▸ Assignment: Reproduce the lines below exactly. Skip images.

▸ Record extracts:
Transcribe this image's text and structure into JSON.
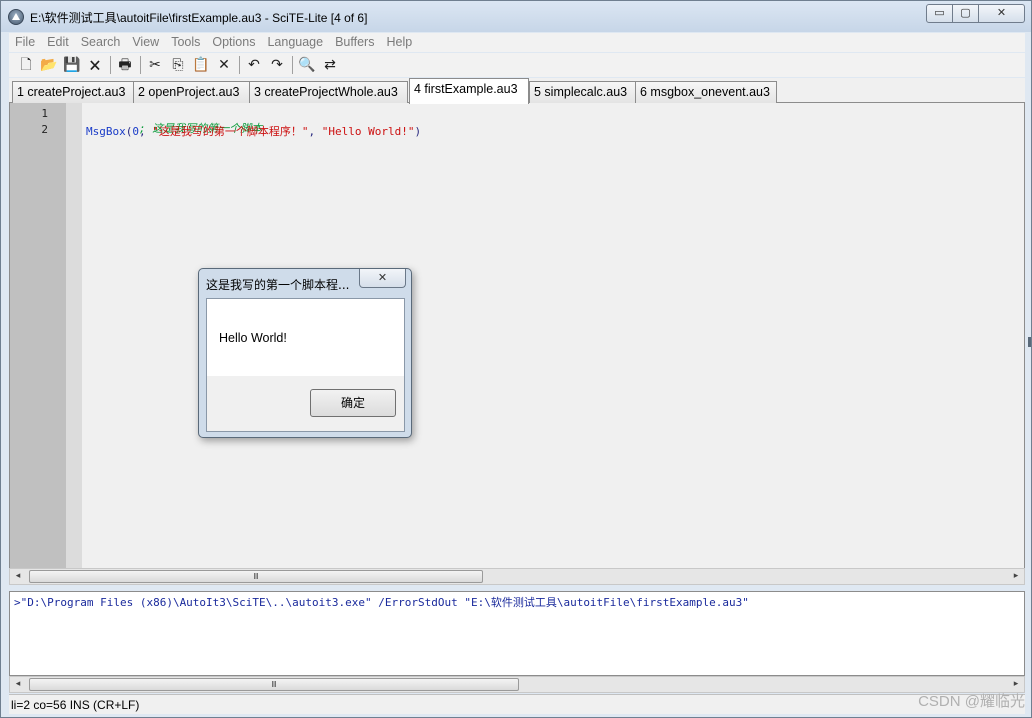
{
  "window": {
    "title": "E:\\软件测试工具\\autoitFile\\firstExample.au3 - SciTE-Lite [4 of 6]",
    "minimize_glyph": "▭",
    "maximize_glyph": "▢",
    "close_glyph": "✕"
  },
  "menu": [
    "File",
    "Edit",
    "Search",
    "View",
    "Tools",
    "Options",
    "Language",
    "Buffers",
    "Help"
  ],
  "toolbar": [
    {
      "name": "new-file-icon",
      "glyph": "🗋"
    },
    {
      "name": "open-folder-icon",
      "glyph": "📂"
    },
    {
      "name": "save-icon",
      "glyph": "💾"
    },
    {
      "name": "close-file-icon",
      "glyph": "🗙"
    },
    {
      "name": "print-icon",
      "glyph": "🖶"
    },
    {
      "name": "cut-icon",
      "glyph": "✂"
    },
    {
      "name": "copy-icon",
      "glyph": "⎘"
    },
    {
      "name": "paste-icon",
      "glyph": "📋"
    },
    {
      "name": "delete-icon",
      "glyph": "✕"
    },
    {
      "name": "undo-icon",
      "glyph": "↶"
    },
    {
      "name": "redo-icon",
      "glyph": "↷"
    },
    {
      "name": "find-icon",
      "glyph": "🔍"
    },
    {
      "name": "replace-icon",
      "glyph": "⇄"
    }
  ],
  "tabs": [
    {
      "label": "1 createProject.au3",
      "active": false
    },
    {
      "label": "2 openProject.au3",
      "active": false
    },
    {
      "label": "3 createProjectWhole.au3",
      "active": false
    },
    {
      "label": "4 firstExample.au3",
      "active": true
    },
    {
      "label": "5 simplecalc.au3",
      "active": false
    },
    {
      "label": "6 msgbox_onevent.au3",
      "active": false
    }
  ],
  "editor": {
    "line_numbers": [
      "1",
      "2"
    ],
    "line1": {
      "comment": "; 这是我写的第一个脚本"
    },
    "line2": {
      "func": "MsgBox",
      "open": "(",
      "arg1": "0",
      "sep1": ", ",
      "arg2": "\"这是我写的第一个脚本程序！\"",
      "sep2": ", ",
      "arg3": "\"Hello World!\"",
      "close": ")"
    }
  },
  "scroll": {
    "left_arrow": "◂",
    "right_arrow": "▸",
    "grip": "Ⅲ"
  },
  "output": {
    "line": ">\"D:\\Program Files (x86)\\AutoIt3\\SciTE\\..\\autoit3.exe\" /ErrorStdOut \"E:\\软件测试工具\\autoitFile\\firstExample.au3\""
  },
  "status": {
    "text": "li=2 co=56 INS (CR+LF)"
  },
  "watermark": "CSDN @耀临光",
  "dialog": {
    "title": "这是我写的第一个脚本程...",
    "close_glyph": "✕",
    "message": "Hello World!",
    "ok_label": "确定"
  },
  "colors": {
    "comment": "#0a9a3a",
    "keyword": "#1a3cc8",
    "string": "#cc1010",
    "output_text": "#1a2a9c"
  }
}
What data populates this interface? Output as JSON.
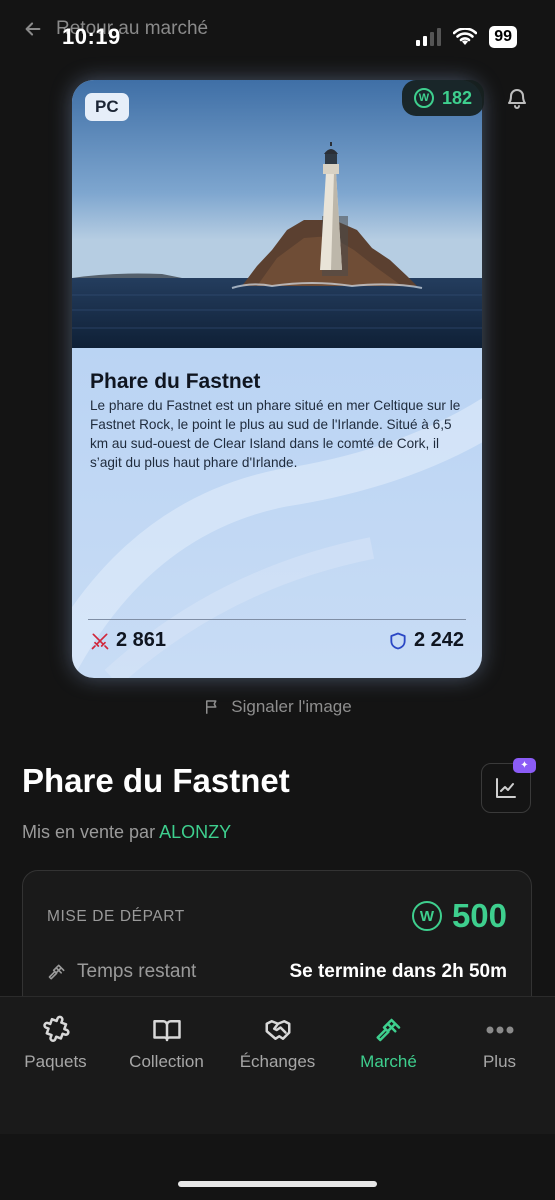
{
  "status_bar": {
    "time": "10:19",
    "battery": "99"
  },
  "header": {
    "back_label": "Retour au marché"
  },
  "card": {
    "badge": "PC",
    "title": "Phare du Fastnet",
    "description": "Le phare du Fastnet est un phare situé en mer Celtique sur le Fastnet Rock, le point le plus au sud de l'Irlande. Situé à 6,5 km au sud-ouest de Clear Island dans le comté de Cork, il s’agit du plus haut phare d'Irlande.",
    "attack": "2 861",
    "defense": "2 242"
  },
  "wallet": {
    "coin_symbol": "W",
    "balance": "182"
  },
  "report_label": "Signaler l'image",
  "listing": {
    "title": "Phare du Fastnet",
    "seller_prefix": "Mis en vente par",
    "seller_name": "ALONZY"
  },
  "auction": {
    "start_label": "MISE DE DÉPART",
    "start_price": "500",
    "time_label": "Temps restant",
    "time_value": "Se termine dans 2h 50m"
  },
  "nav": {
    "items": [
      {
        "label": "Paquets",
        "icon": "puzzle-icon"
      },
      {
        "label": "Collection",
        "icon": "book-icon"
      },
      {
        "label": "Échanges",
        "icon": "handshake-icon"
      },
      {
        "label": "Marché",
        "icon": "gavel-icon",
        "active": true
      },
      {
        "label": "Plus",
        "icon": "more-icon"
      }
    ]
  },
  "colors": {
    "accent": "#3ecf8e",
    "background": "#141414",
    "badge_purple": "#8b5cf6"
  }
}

▸ Task response:
Transcribe this image's text and structure into JSON.
{
  "window": {
    "title": "E:\\软件测试工具\\autoitFile\\firstExample.au3 - SciTE-Lite [4 of 6]",
    "minimize_glyph": "▭",
    "maximize_glyph": "▢",
    "close_glyph": "✕"
  },
  "menu": [
    "File",
    "Edit",
    "Search",
    "View",
    "Tools",
    "Options",
    "Language",
    "Buffers",
    "Help"
  ],
  "toolbar": [
    {
      "name": "new-file-icon",
      "glyph": "🗋"
    },
    {
      "name": "open-folder-icon",
      "glyph": "📂"
    },
    {
      "name": "save-icon",
      "glyph": "💾"
    },
    {
      "name": "close-file-icon",
      "glyph": "🗙"
    },
    {
      "name": "print-icon",
      "glyph": "🖶"
    },
    {
      "name": "cut-icon",
      "glyph": "✂"
    },
    {
      "name": "copy-icon",
      "glyph": "⎘"
    },
    {
      "name": "paste-icon",
      "glyph": "📋"
    },
    {
      "name": "delete-icon",
      "glyph": "✕"
    },
    {
      "name": "undo-icon",
      "glyph": "↶"
    },
    {
      "name": "redo-icon",
      "glyph": "↷"
    },
    {
      "name": "find-icon",
      "glyph": "🔍"
    },
    {
      "name": "replace-icon",
      "glyph": "⇄"
    }
  ],
  "tabs": [
    {
      "label": "1 createProject.au3",
      "active": false
    },
    {
      "label": "2 openProject.au3",
      "active": false
    },
    {
      "label": "3 createProjectWhole.au3",
      "active": false
    },
    {
      "label": "4 firstExample.au3",
      "active": true
    },
    {
      "label": "5 simplecalc.au3",
      "active": false
    },
    {
      "label": "6 msgbox_onevent.au3",
      "active": false
    }
  ],
  "editor": {
    "line_numbers": [
      "1",
      "2"
    ],
    "line1": {
      "comment": "; 这是我写的第一个脚本"
    },
    "line2": {
      "func": "MsgBox",
      "open": "(",
      "arg1": "0",
      "sep1": ", ",
      "arg2": "\"这是我写的第一个脚本程序！\"",
      "sep2": ", ",
      "arg3": "\"Hello World!\"",
      "close": ")"
    }
  },
  "scroll": {
    "left_arrow": "◂",
    "right_arrow": "▸",
    "grip": "Ⅲ"
  },
  "output": {
    "line": ">\"D:\\Program Files (x86)\\AutoIt3\\SciTE\\..\\autoit3.exe\" /ErrorStdOut \"E:\\软件测试工具\\autoitFile\\firstExample.au3\""
  },
  "status": {
    "text": "li=2 co=56 INS (CR+LF)"
  },
  "watermark": "CSDN @耀临光",
  "dialog": {
    "title": "这是我写的第一个脚本程...",
    "close_glyph": "✕",
    "message": "Hello World!",
    "ok_label": "确定"
  },
  "colors": {
    "comment": "#0a9a3a",
    "keyword": "#1a3cc8",
    "string": "#cc1010",
    "output_text": "#1a2a9c"
  }
}
What data populates this interface? Output as JSON.
{
  "status_bar": {
    "time": "10:19",
    "battery": "99"
  },
  "header": {
    "back_label": "Retour au marché"
  },
  "card": {
    "badge": "PC",
    "title": "Phare du Fastnet",
    "description": "Le phare du Fastnet est un phare situé en mer Celtique sur le Fastnet Rock, le point le plus au sud de l'Irlande. Situé à 6,5 km au sud-ouest de Clear Island dans le comté de Cork, il s’agit du plus haut phare d'Irlande.",
    "attack": "2 861",
    "defense": "2 242"
  },
  "wallet": {
    "coin_symbol": "W",
    "balance": "182"
  },
  "report_label": "Signaler l'image",
  "listing": {
    "title": "Phare du Fastnet",
    "seller_prefix": "Mis en vente par",
    "seller_name": "ALONZY"
  },
  "auction": {
    "start_label": "MISE DE DÉPART",
    "start_price": "500",
    "time_label": "Temps restant",
    "time_value": "Se termine dans 2h 50m"
  },
  "nav": {
    "items": [
      {
        "label": "Paquets",
        "icon": "puzzle-icon"
      },
      {
        "label": "Collection",
        "icon": "book-icon"
      },
      {
        "label": "Échanges",
        "icon": "handshake-icon"
      },
      {
        "label": "Marché",
        "icon": "gavel-icon",
        "active": true
      },
      {
        "label": "Plus",
        "icon": "more-icon"
      }
    ]
  },
  "colors": {
    "accent": "#3ecf8e",
    "background": "#141414",
    "badge_purple": "#8b5cf6"
  }
}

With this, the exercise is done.